But for children with a VSD, a hole in the septum allows oxygen-rich blood to flow directly from the left side of the heart to the right side. From here, it’s pumped back out to the lungs, but since some of the blood has already absorbed oxygen, the total amount of oxygen that eventually reaches the body is lower than normal.
That can force the heart to work harder than usual, increasing blood pressure in the lungs. In severe cases, the body tissues and organs that rely on blood for oxygen may be starved of nutrients.
How Does It Happen?
In specific cases, doctors rarely come to an adequate explanation. But researchers have identified two causal factors that likely contribute to the vast majority of congenital heart defects: genetics and environmental toxins.
Some VSD are likely hereditary, passed down from parent to child in the form of genetic information.
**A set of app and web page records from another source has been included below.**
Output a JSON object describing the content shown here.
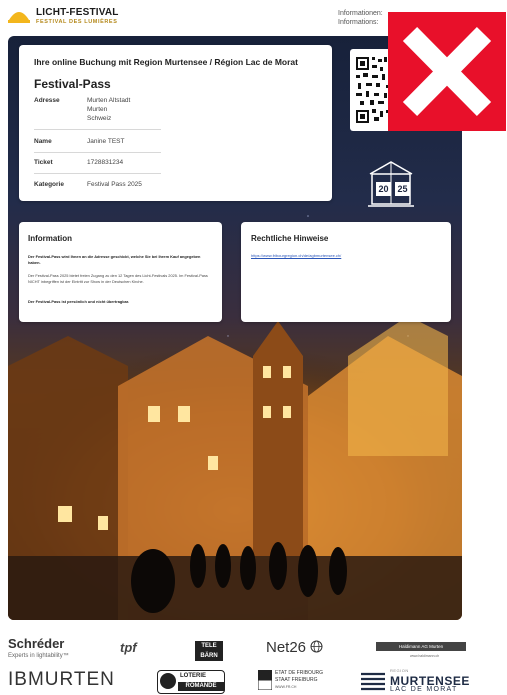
{
  "header": {
    "brand_title": "LICHT-FESTIVAL",
    "brand_subtitle": "FESTIVAL DES LUMIÈRES",
    "info_line_1": "Informationen:",
    "info_line_2": "Informations:"
  },
  "booking": {
    "title": "Ihre online Buchung mit Region Murtensee / Région Lac de Morat",
    "pass_title": "Festival-Pass",
    "address_label": "Adresse",
    "address_lines": [
      "Murten Altstadt",
      "Murten",
      "Schweiz"
    ],
    "name_label": "Name",
    "name_value": "Janine TEST",
    "ticket_label": "Ticket",
    "ticket_value": "1728831234",
    "category_label": "Kategorie",
    "category_value": "Festival Pass 2025"
  },
  "badge": {
    "left": "20",
    "right": "25"
  },
  "information": {
    "title": "Information",
    "p1": "Der Festival-Pass wird Ihnen an die Adresse geschickt, welche Sie bei Ihrem Kauf angegeben haben.",
    "p2": "Der Festival-Pass 2025 bietet freien Zugang zu den 12 Tagen des Licht-Festivals 2025. Im Festival-Pass NICHT inbegriffen ist der Eintritt zur Show in der Deutschen Kirche.",
    "p3": "Der Festival-Pass ist persönlich und nicht übertragbar."
  },
  "legal": {
    "title": "Rechtliche Hinweise",
    "link": "https://www.fribourgregion.ch/de/agbmurtensee.ch/"
  },
  "sponsors": {
    "schreder": "Schréder",
    "schreder_tagline": "Experts in lightability™",
    "tpf": "tpf",
    "tele_line1": "TELE",
    "tele_line2": "BÄRN",
    "net26": "Net26",
    "haldimann": "Haldimann AG Murten",
    "haldimann_url": "www.haldimann.ch",
    "ibmurten": "IBMURTEN",
    "loterie_1": "LOTERIE",
    "loterie_2": "ROMANDE",
    "fribourg_1": "ETAT DE FRIBOURG",
    "fribourg_2": "STAAT FREIBURG",
    "fribourg_3": "WWW.FR.CH",
    "murtensee_region": "REGION",
    "murtensee_1": "MURTENSEE",
    "murtensee_2": "LAC DE MORAT"
  },
  "colors": {
    "close_red": "#e8102a",
    "link_blue": "#2a55b8",
    "night_sky": "#17213a",
    "lamp_gold": "#e9a236"
  },
  "icons": [
    "licht-festival-logo-icon",
    "qr-code-icon",
    "close-x-icon",
    "calendar-2025-icon",
    "net26-globe-icon"
  ]
}
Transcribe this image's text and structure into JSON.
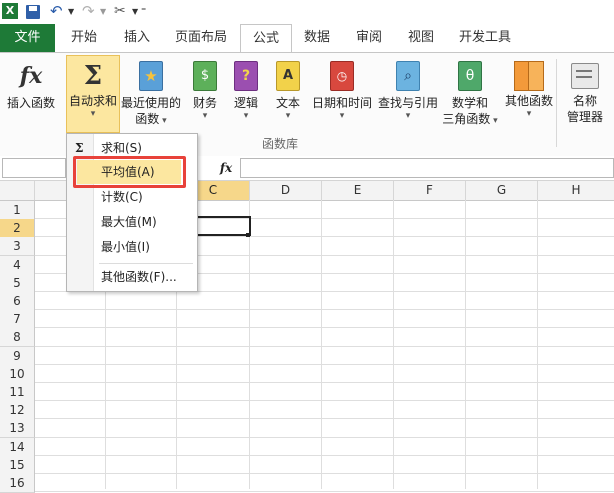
{
  "qat": {
    "undo_icon": "undo-icon",
    "redo_icon": "redo-icon"
  },
  "tabs": [
    {
      "label": "文件"
    },
    {
      "label": "开始"
    },
    {
      "label": "插入"
    },
    {
      "label": "页面布局"
    },
    {
      "label": "公式"
    },
    {
      "label": "数据"
    },
    {
      "label": "审阅"
    },
    {
      "label": "视图"
    },
    {
      "label": "开发工具"
    }
  ],
  "ribbon": {
    "insert_function": "插入函数",
    "autosum": "自动求和",
    "recent_line1": "最近使用的",
    "recent_line2": "函数",
    "financial": "财务",
    "logical": "逻辑",
    "text": "文本",
    "datetime": "日期和时间",
    "lookup": "查找与引用",
    "math_line1": "数学和",
    "math_line2": "三角函数",
    "more": "其他函数",
    "name_line1": "名称",
    "name_line2": "管理器",
    "group_caption": "函数库"
  },
  "formula_bar": {
    "fx": "fx"
  },
  "columns": [
    "C",
    "D",
    "E",
    "F",
    "G",
    "H"
  ],
  "rows": [
    "1",
    "2",
    "3",
    "4",
    "5",
    "6",
    "7",
    "8",
    "9",
    "10",
    "11",
    "12",
    "13",
    "14",
    "15",
    "16"
  ],
  "menu": {
    "sum": "求和(S)",
    "average": "平均值(A)",
    "count": "计数(C)",
    "max": "最大值(M)",
    "min": "最小值(I)",
    "more": "其他函数(F)..."
  },
  "colors": {
    "file_tab": "#1e7a37",
    "highlight_box": "#e8423a",
    "autosum_active": "#fce7a0"
  }
}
Ventricular septal defects often accompany genetic syndromes, including Down syndrome. But most scientists believe that genetic abnormalities are only half of the story. These mutations, in other words, need a “push” to have an effect, and that push comes from the environment in which a human embryo develops.
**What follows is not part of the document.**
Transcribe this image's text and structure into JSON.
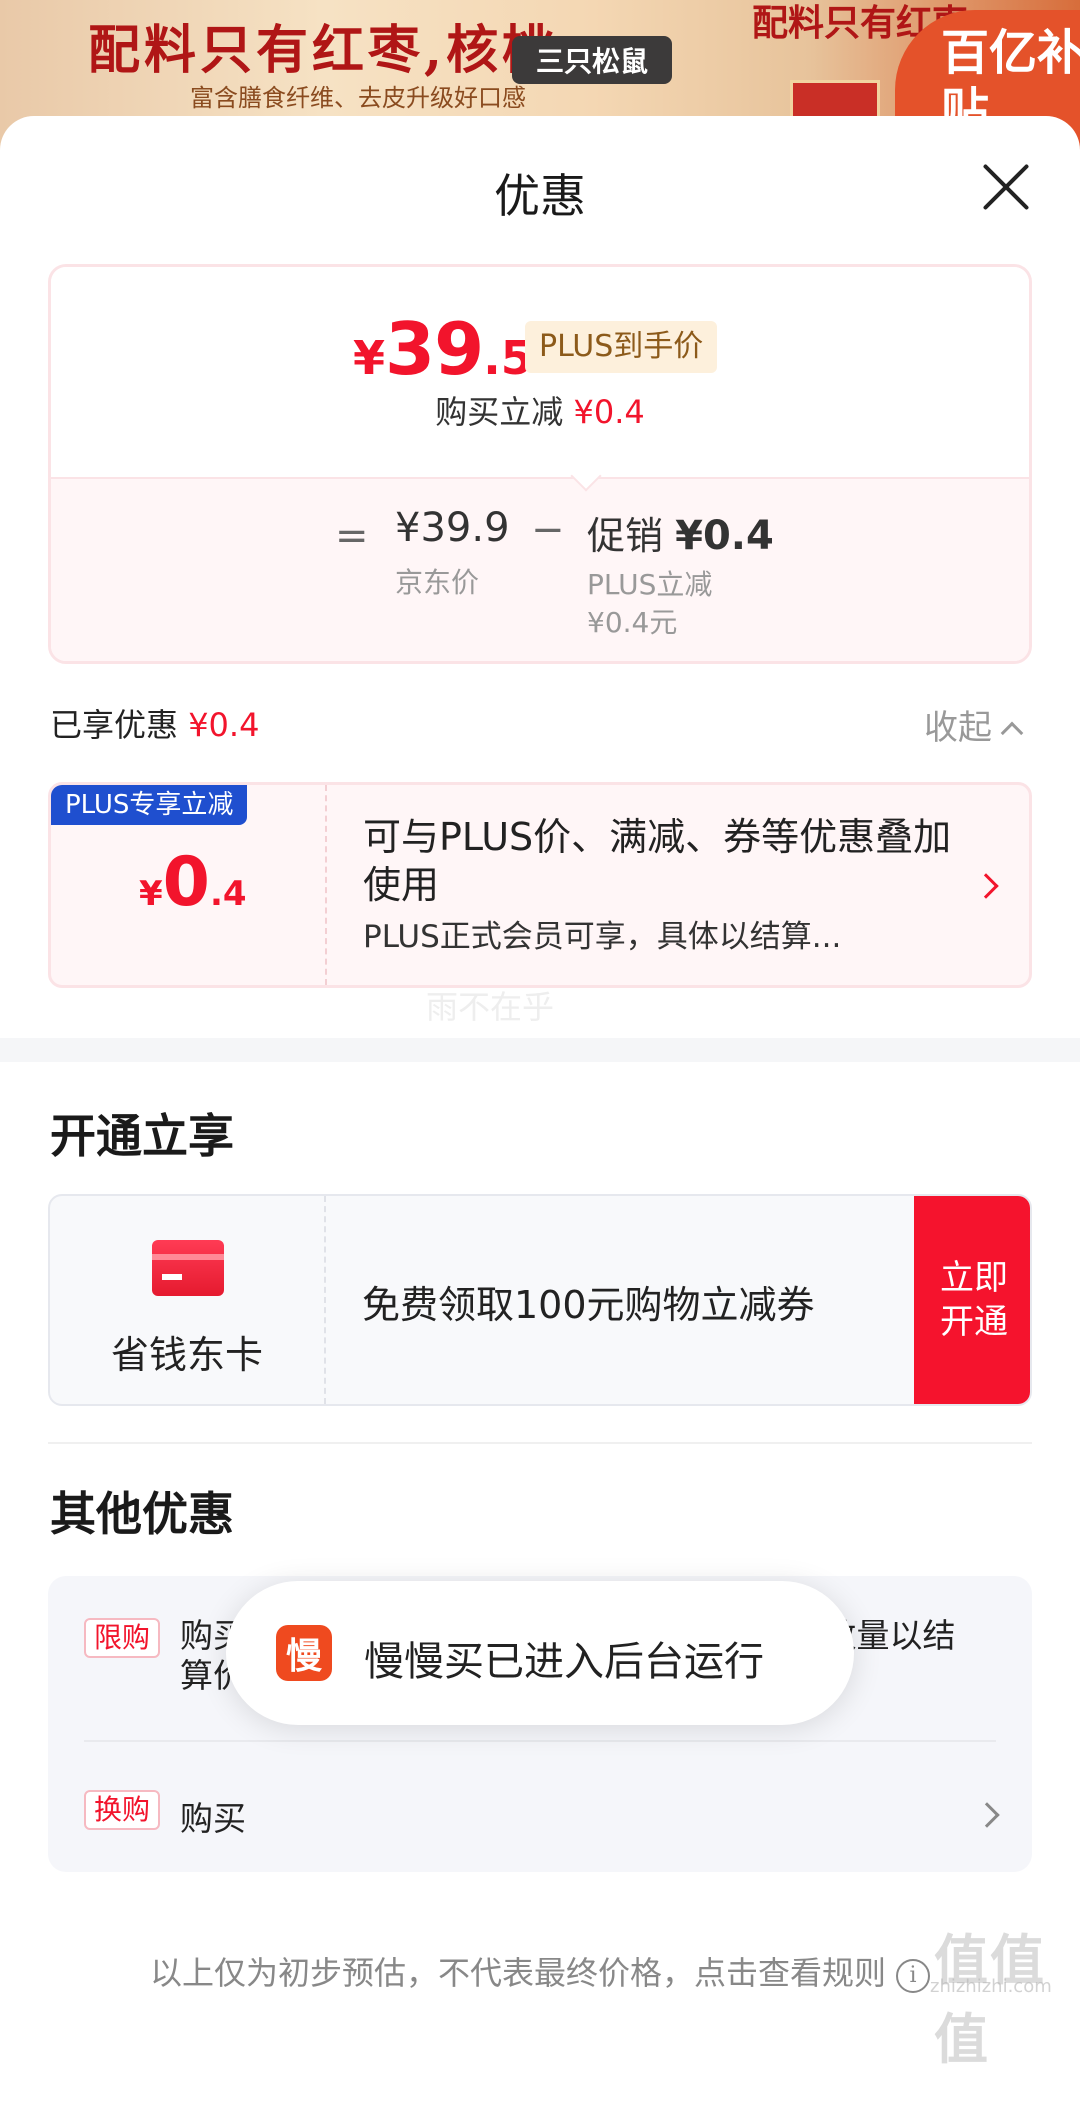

We’ve long known that some chemicals, after being ingested by a mother, can come to affect her growing baby. Alcohol, for example, has been linked to an increased risk for ventricular septal defect, as have organic solvents, a class of chemicals used in industrial cleaning. Several prescription drugs have also been implicated as possible causes, including Zofran, a popular “off-label” morning sickness treatment.
Can Heart Defects Be Diagnosed Before Birth?
In some cases, yes.
Larger defects, ones that would be obvious to the naked eye, can often be spotted during pregnancy on a fetal echocardiogram, a sort of ultrasound test that creates images of an unborn baby’s heart.
Most VSD, on the other hand, are too small to be detected by this technique. While some heart defects will be missed entirely, until their effects become noticeable later in life, many are diagnosed relatively early, through physical examinations.
Ventricular septal defects create a loud sound, often described as “rumbling,” called a heart murmur. Doctors are often able to diagnose VSD based solely on this sound, because it’s very specific, and unlikely to be caused by a different heart defect.
You can listen to a murmur characteristic of ventricular septal defect over at the University of California Los Angeles.
How Can We Treat VSD?
Since the long-term complications of VSD, like pulmonary hypertension and heart failure, are quite severe, most large ventricular septal defects are repaired during infancy or early childhood. Open-heart surgery remains the standard treatment, although some holes can be patched through the use of a catheter, a less-invasive technique.
Surgical interventions for VSD are almost always successful. More than 99% of infants will survive their surgery, according to the Children’s Hospital of Philadelphia, and the vast majority will go on to live healthy lives.
Many ventricular septal defects, however, are so small that they close of their own accord, without the need for any medications or surgeries. When the outcome is still questionable, babies with smaller VSD are often placed on diuretics, medicines that encourage urination, and thus reduce the amount of fluids reaching the lungs, or Digoxin, a drug that can decrease the risk of abnormal heart rhythms.